To some, this expansion and diversification of a botanical garden’s functions could strain the more traditional roles that botanical gardens fulfill today, and that continue to be fundamental, such as their contribution to the study and maintenance of biodiversity –through the ex-situ conservation of vegetable species– and to resilience in the face of climate change.

>But the reality is that, as with any entity or space that is of public interest, it is also important for it to meet the needs of the present, which many times exceed the scientific and environmental value. This is in addition to a context of inequality in Chile regarding people’s access to green areas. A 2019 study by the System of Urban Development Indicators and Standards found that only 15.4% of municipalities comply with having at least 10m² of public green areas per inhabitant. Added to this is the fact that, the larger the income of a family, the better the standard of green areas per inhabitant in our country. In this scenario, the functions that botanical gardens can fulfill are expanded, incorporating scientific, environmental and ecological values, together with a social and cultural role.

Thus, the current value of a space like a botanical garden in Chile far exceeds its initial historical function. For this reason, faced with the devastation caused by the fire in the National Botanical Garden of Viña del Mar, there is an opportunity to rethink its function and use in terms of current and future interests and needs. The historical approach of centuries ago that conceived a botanical garden as a selection of natural species contained in a cared and unaltered space, or as a piece of protected and exposed nature in a glass beacon, has long failed to reflect the potential impact of these spaces for their environments and communities.

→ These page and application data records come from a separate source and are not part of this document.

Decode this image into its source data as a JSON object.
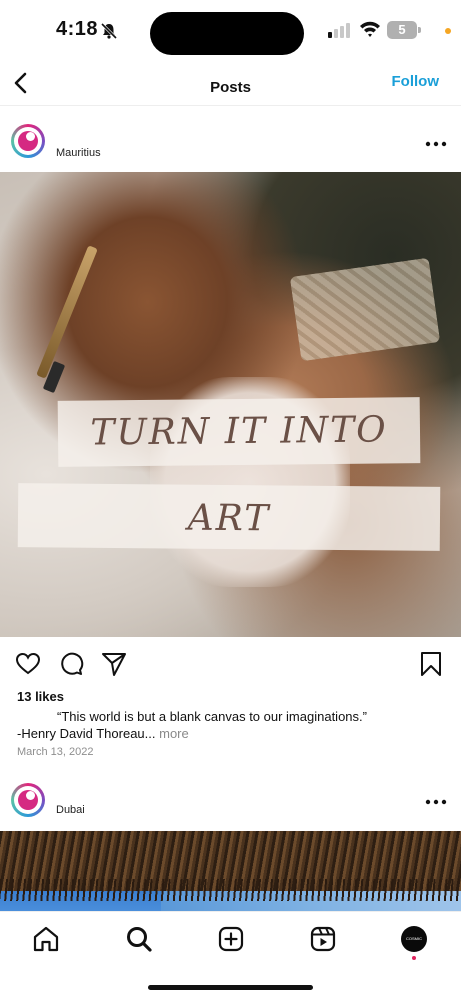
{
  "status_bar": {
    "time": "4:18",
    "battery": "5"
  },
  "nav": {
    "title": "Posts",
    "follow_label": "Follow"
  },
  "posts": [
    {
      "location": "Mauritius",
      "image_text_line1": "TURN IT INTO",
      "image_text_line2": "ART",
      "likes": "13 likes",
      "caption_line1": "“This world is but a blank canvas to our imaginations.”",
      "caption_line2": "-Henry David Thoreau...",
      "more_label": "more",
      "date": "March 13, 2022"
    },
    {
      "location": "Dubai"
    }
  ],
  "tabbar": {
    "profile_avatar_text": "COSMIC"
  },
  "icons": {
    "back": "chevron-left-icon",
    "more": "more-horizontal-icon",
    "like": "heart-icon",
    "comment": "comment-icon",
    "share": "send-icon",
    "save": "bookmark-icon",
    "home": "home-icon",
    "search": "search-icon",
    "create": "plus-square-icon",
    "reels": "reels-icon"
  },
  "colors": {
    "accent": "#1a9fd8",
    "notification": "#e0245e"
  }
}
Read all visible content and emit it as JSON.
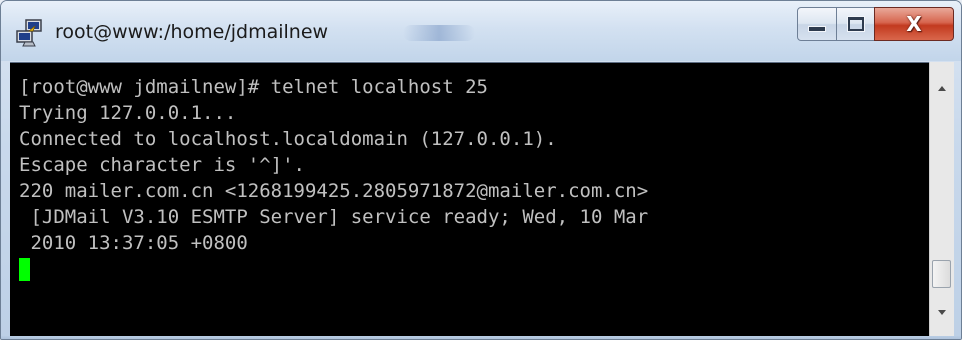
{
  "window": {
    "title": "root@www:/home/jdmailnew",
    "app_icon": "putty-icon",
    "controls": {
      "minimize": "minimize-icon",
      "maximize": "maximize-icon",
      "close": "close-icon",
      "close_glyph": "X"
    }
  },
  "terminal": {
    "lines": [
      "[root@www jdmailnew]# telnet localhost 25",
      "Trying 127.0.0.1...",
      "Connected to localhost.localdomain (127.0.0.1).",
      "Escape character is '^]'.",
      "220 mailer.com.cn <1268199425.2805971872@mailer.com.cn>",
      " [JDMail V3.10 ESMTP Server] service ready; Wed, 10 Mar",
      " 2010 13:37:05 +0800"
    ],
    "cursor_color": "#00ff00",
    "text_color": "#c0c0c0",
    "background": "#000000"
  },
  "scrollbar": {
    "up_icon": "scroll-up-arrow-icon",
    "down_icon": "scroll-down-arrow-icon"
  }
}
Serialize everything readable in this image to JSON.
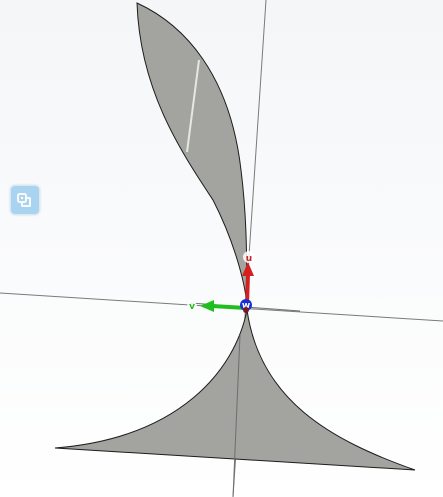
{
  "viewport": {
    "background_top": "#f4f6f8",
    "background_bottom": "#ffffff",
    "grid_line_color": "#7a7a7a",
    "surface_fill": "#a3a3a0",
    "surface_stroke": "#1c1c1c",
    "highlight_color": "#e6e6e3"
  },
  "triad": {
    "u_label": "u",
    "v_label": "v",
    "w_label": "w",
    "u_color": "#d42020",
    "v_color": "#1fbf1f",
    "w_color": "#1a2fd6",
    "origin_color": "#7a1a1a"
  },
  "side_widget": {
    "icon": "view-cube-icon",
    "color": "#a9d3ef"
  }
}
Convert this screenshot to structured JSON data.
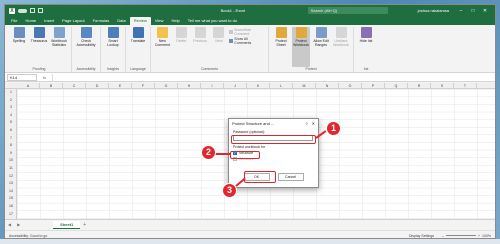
{
  "window": {
    "title": "Book1 - Excel",
    "search": "Search (Alt+Q)",
    "user": "joshua rakalamsa",
    "min": "–",
    "max": "□",
    "close": "✕"
  },
  "tabs": [
    "File",
    "Home",
    "Insert",
    "Page Layout",
    "Formulas",
    "Data",
    "Review",
    "View",
    "Help"
  ],
  "active_tab": "Review",
  "tell_me": "Tell me what you want to do",
  "ribbon": {
    "proofing": {
      "label": "Proofing",
      "items": [
        "Spelling",
        "Thesaurus",
        "Workbook Statistics"
      ]
    },
    "accessibility": {
      "label": "Accessibility",
      "items": [
        "Check Accessibility"
      ]
    },
    "insights": {
      "label": "Insights",
      "items": [
        "Smart Lookup"
      ]
    },
    "language": {
      "label": "Language",
      "items": [
        "Translate"
      ]
    },
    "comments": {
      "label": "Comments",
      "items": [
        "New Comment",
        "Delete",
        "Previous",
        "Next"
      ],
      "small": [
        "Show/Hide Comment",
        "Show All Comments"
      ]
    },
    "protect": {
      "label": "Protect",
      "items": [
        "Protect Sheet",
        "Protect Workbook",
        "Allow Edit Ranges",
        "Unshare Workbook"
      ]
    },
    "ink": {
      "label": "Ink",
      "items": [
        "Hide Ink"
      ]
    }
  },
  "formula_bar": {
    "name_box": "K14",
    "fx": "fx"
  },
  "columns": [
    "A",
    "B",
    "C",
    "D",
    "E",
    "F",
    "G",
    "H",
    "I",
    "J",
    "K",
    "L",
    "M",
    "N",
    "O",
    "P",
    "Q",
    "R",
    "S",
    "T"
  ],
  "rows": [
    "1",
    "2",
    "3",
    "4",
    "5",
    "6",
    "7",
    "8",
    "9",
    "10",
    "11",
    "12",
    "13",
    "14",
    "15",
    "16",
    "17"
  ],
  "sheet_tab": "Sheet1",
  "add_sheet": "+",
  "status": {
    "accessibility": "Accessibility: Good to go",
    "display": "Display Settings",
    "zoom": "100%"
  },
  "dialog": {
    "title": "Protect Structure and ...",
    "help": "?",
    "close": "✕",
    "password_label": "Password (optional):",
    "protect_label": "Protect workbook for",
    "structure": "Structure",
    "windows": "Windows",
    "check": "✓",
    "ok": "OK",
    "cancel": "Cancel"
  },
  "callouts": [
    "1",
    "2",
    "3"
  ],
  "colors": {
    "excel_green": "#1e6e3f",
    "callout_red": "#e2262d"
  }
}
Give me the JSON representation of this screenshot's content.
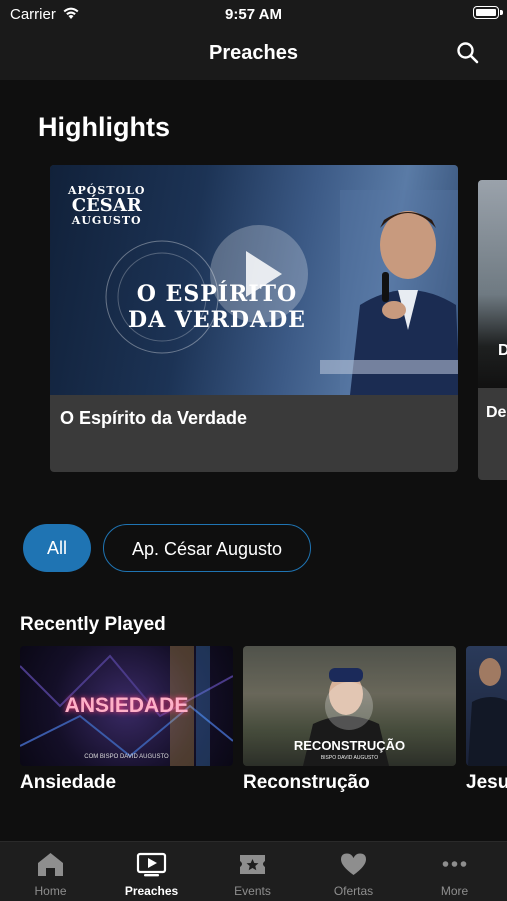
{
  "status_bar": {
    "carrier": "Carrier",
    "time": "9:57 AM"
  },
  "nav": {
    "title": "Preaches"
  },
  "highlights": {
    "title": "Highlights",
    "cards": [
      {
        "caption": "O Espírito da Verdade",
        "art_top_1": "APÓSTOLO",
        "art_top_2": "CÉSAR",
        "art_top_3": "AUGUSTO",
        "art_title_1": "O ESPÍRITO",
        "art_title_2": "DA VERDADE",
        "art_ring": "APÓSTOLO CÉSAR AUGUSTO"
      },
      {
        "caption": "De Sé",
        "art_partial": "D"
      }
    ]
  },
  "filters": [
    {
      "label": "All",
      "selected": true
    },
    {
      "label": "Ap. César Augusto",
      "selected": false
    }
  ],
  "recently_played": {
    "title": "Recently Played",
    "items": [
      {
        "title": "Ansiedade",
        "art_text": "ANSIEDADE",
        "art_sub": "COM BISPO DAVID AUGUSTO"
      },
      {
        "title": "Reconstrução",
        "art_text": "RECONSTRUÇÃO",
        "art_sub": "BISPO DAVID AUGUSTO"
      },
      {
        "title": "Jesu"
      }
    ]
  },
  "tab_bar": {
    "tabs": [
      {
        "label": "Home",
        "icon": "home-icon",
        "active": false
      },
      {
        "label": "Preaches",
        "icon": "tv-play-icon",
        "active": true
      },
      {
        "label": "Events",
        "icon": "ticket-icon",
        "active": false
      },
      {
        "label": "Ofertas",
        "icon": "heart-icon",
        "active": false
      },
      {
        "label": "More",
        "icon": "more-dots-icon",
        "active": false
      }
    ]
  },
  "colors": {
    "accent": "#1f74b3",
    "background": "#0f0f0f",
    "bar": "#1a1a1a",
    "card": "#3a3a3a"
  }
}
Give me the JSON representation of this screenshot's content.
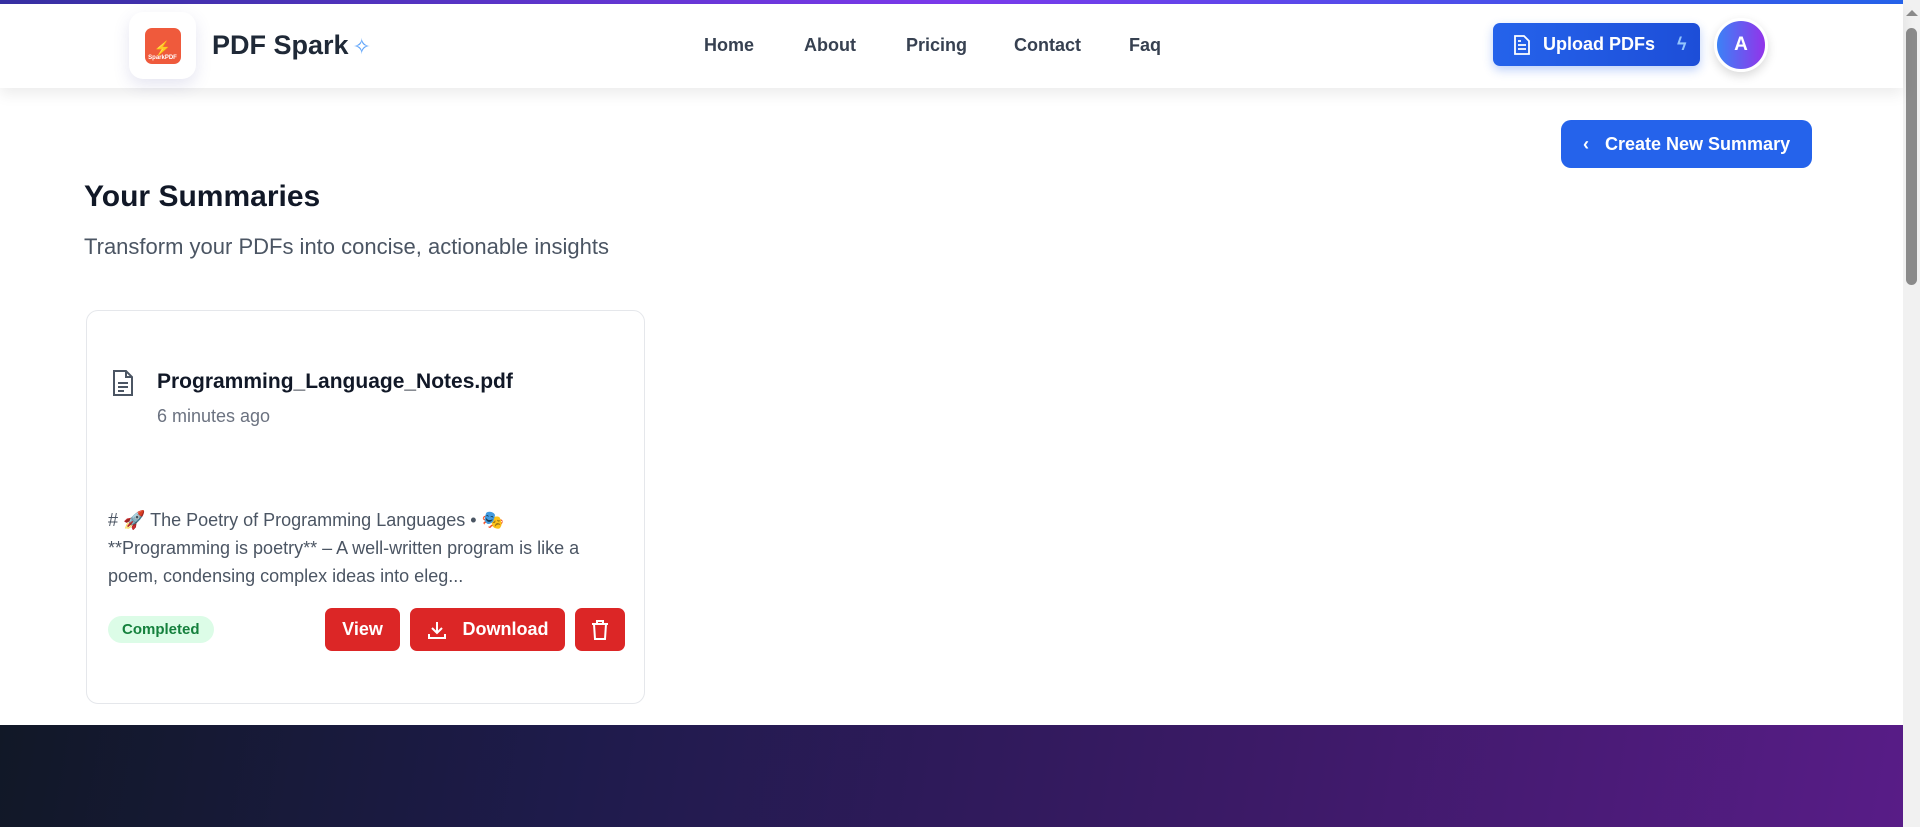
{
  "header": {
    "brand": "PDF Spark",
    "logo_text": "SparkPDF",
    "nav": [
      "Home",
      "About",
      "Pricing",
      "Contact",
      "Faq"
    ],
    "upload_label": "Upload PDFs",
    "avatar_initial": "A"
  },
  "main": {
    "create_label": "Create New Summary",
    "title": "Your Summaries",
    "subtitle": "Transform your PDFs into concise, actionable insights"
  },
  "summaries": [
    {
      "file_name": "Programming_Language_Notes.pdf",
      "time": "6 minutes ago",
      "preview_line1": "# 🚀 The Poetry of Programming Languages • 🎭",
      "preview_rest": "**Programming is poetry** – A well-written program is like a poem, condensing complex ideas into eleg...",
      "status": "Completed",
      "view_label": "View",
      "download_label": "Download"
    }
  ],
  "colors": {
    "primary": "#2563eb",
    "danger": "#dc2626",
    "success_bg": "#dcfce7"
  }
}
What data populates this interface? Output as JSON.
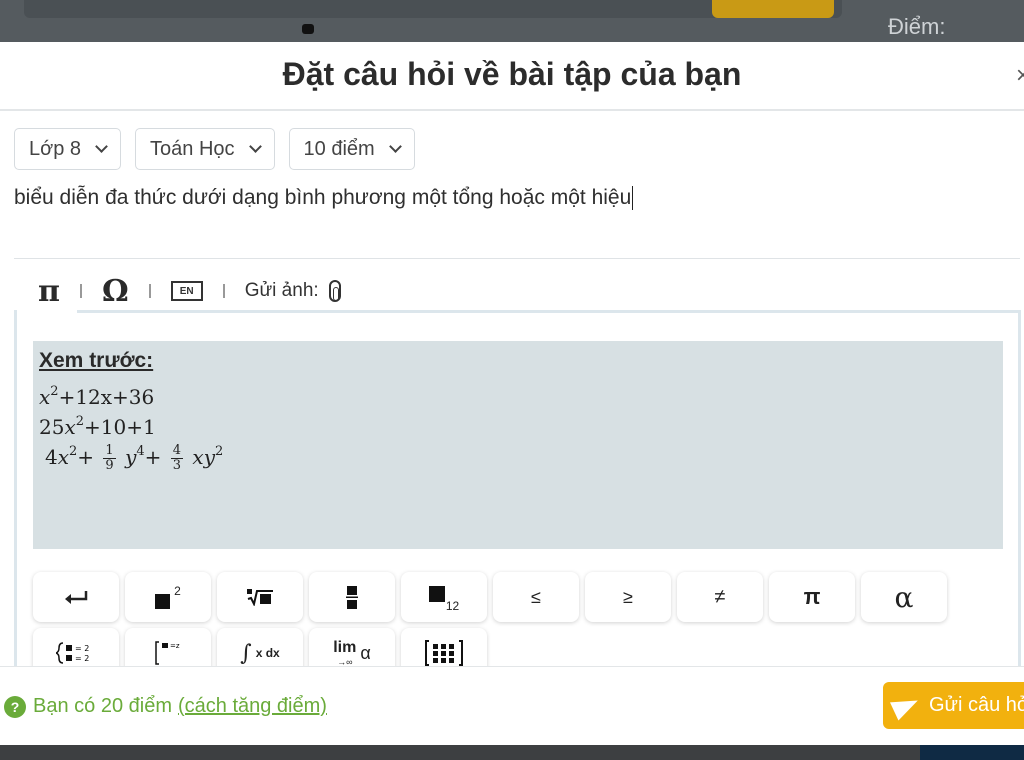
{
  "background": {
    "partial_text": "Điểm:"
  },
  "modal": {
    "title": "Đặt câu hỏi về bài tập của bạn",
    "close_icon": "×"
  },
  "selects": {
    "grade": "Lớp 8",
    "subject": "Toán Học",
    "points": "10 điểm"
  },
  "question": {
    "text": "biểu diễn đa thức dưới dạng bình phương một tổng hoặc một hiệu"
  },
  "toolbar": {
    "pi_icon": "π",
    "omega_icon": "Ω",
    "en_label": "EN",
    "send_image_label": "Gửi ảnh:"
  },
  "preview": {
    "label": "Xem trước:",
    "line1": {
      "var": "x",
      "exp": "2",
      "rest": "+12x+36"
    },
    "line2": {
      "coef": "25",
      "var": "x",
      "exp": "2",
      "rest": "+10+1"
    },
    "line3": {
      "coef": "4",
      "var1": "x",
      "exp1": "2",
      "plus1": "+",
      "frac1_num": "1",
      "frac1_den": "9",
      "var2": "y",
      "exp2": "4",
      "plus2": "+",
      "frac2_num": "4",
      "frac2_den": "3",
      "var3": "xy",
      "exp3": "2"
    }
  },
  "keypad": {
    "row1": [
      "↵",
      "■²",
      "√■",
      "■/■",
      "■₁₂",
      "≤",
      "≥",
      "≠",
      "π",
      "α"
    ],
    "row2": [
      "{■=2 ■=2",
      "[■=z",
      "∫ x dx",
      "lim α",
      "⁞⁞⁞"
    ],
    "lim_label": "lim",
    "lim_sub": "→∞",
    "integral_label": "x dx",
    "square_exp": "2",
    "subscript": "12"
  },
  "footer": {
    "points_text": "Bạn có 20 điểm",
    "points_link": "(cách tăng điểm)",
    "help_icon": "?",
    "send_label": "Gửi câu hỏi"
  },
  "colors": {
    "accent_yellow": "#f2b10e",
    "green": "#6aab3a",
    "preview_bg": "#d7e0e3"
  }
}
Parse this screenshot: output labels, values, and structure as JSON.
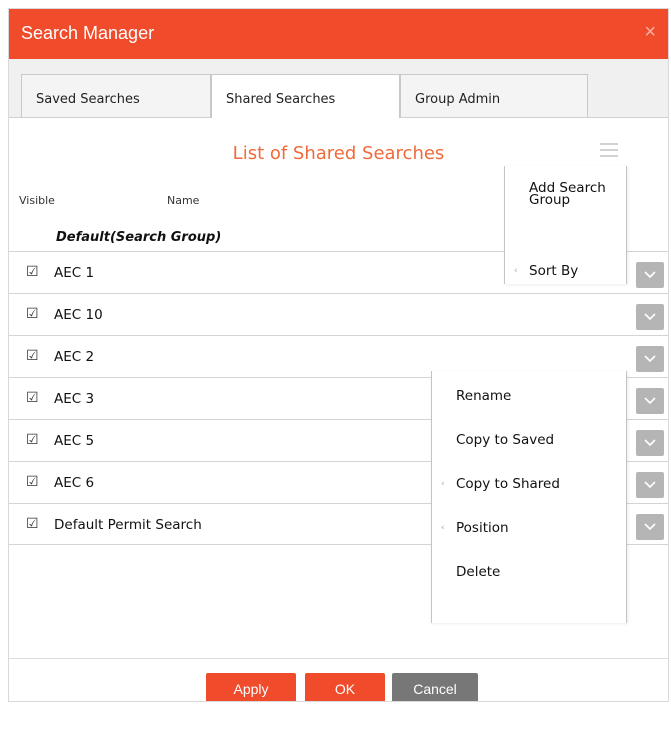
{
  "dialog": {
    "title": "Search Manager",
    "close_glyph": "×"
  },
  "tabs": [
    {
      "label": "Saved Searches"
    },
    {
      "label": "Shared Searches",
      "active": true
    },
    {
      "label": "Group Admin"
    }
  ],
  "list": {
    "heading": "List of Shared Searches",
    "columns": {
      "visible": "Visible",
      "name": "Name"
    },
    "group_name": "Default(Search Group)",
    "rows": [
      {
        "label": "AEC 1",
        "checked": true
      },
      {
        "label": "AEC 10",
        "checked": true
      },
      {
        "label": "AEC 2",
        "checked": true
      },
      {
        "label": "AEC 3",
        "checked": true
      },
      {
        "label": "AEC 5",
        "checked": true
      },
      {
        "label": "AEC 6",
        "checked": true
      },
      {
        "label": "Default Permit Search",
        "checked": true
      }
    ]
  },
  "group_menu": {
    "items": [
      "Add Search Group",
      "Sort By"
    ]
  },
  "row_menu": {
    "items": [
      "Rename",
      "Copy to Saved",
      "Copy to Shared",
      "Position",
      "Delete"
    ]
  },
  "icons": {
    "checkbox": "☑",
    "submenu": "‹",
    "dropdown": "chevron-down-icon",
    "menu": "hamburger-icon"
  },
  "footer": {
    "apply": "Apply",
    "ok": "OK",
    "cancel": "Cancel"
  },
  "colors": {
    "accent": "#f04b2b",
    "heading": "#f26a3a",
    "cancel": "#777777",
    "dropdown": "#b5b5b5"
  }
}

Rather than recovering the National Botanical Garden of Viña del Mar –understanding the concept of recovery as an effort to return it to its previous state before the incident– it might be interesting to think of the concept of enabling, which relates to the capacity to make something suitable for one thing. This way, the action of enabling centers on the potential of the place, and to define its possibilities it might seem unavoidable to involve the people and communities who use and benefit from this space. It would advance towards a view that reinforces botanical gardens in their scientific and environmental role, but also as catalysts of social integration processes, which provide well-being, health and safety to people, in addition to contributing to and strengthening territorial relevance.

Crédito: Jardín Botánico Nacional de Viña del Mar (Ladera Sur).

Daniela Serra

Daniela Serra has a PhD in History from the Pontificia Universidad Católica de Chile (UC). Currently, she is head of the Department of Heritage Studies and Education of the Undersecretariat of Cultural Heritage and an academic at the Institute of History and the Master of Cultural Heritage of the UC. Her research topics include the history of culture in Chile, museums and heritage. Her professional experience has focused on the management, research and development of public policies regarding cultural heritage.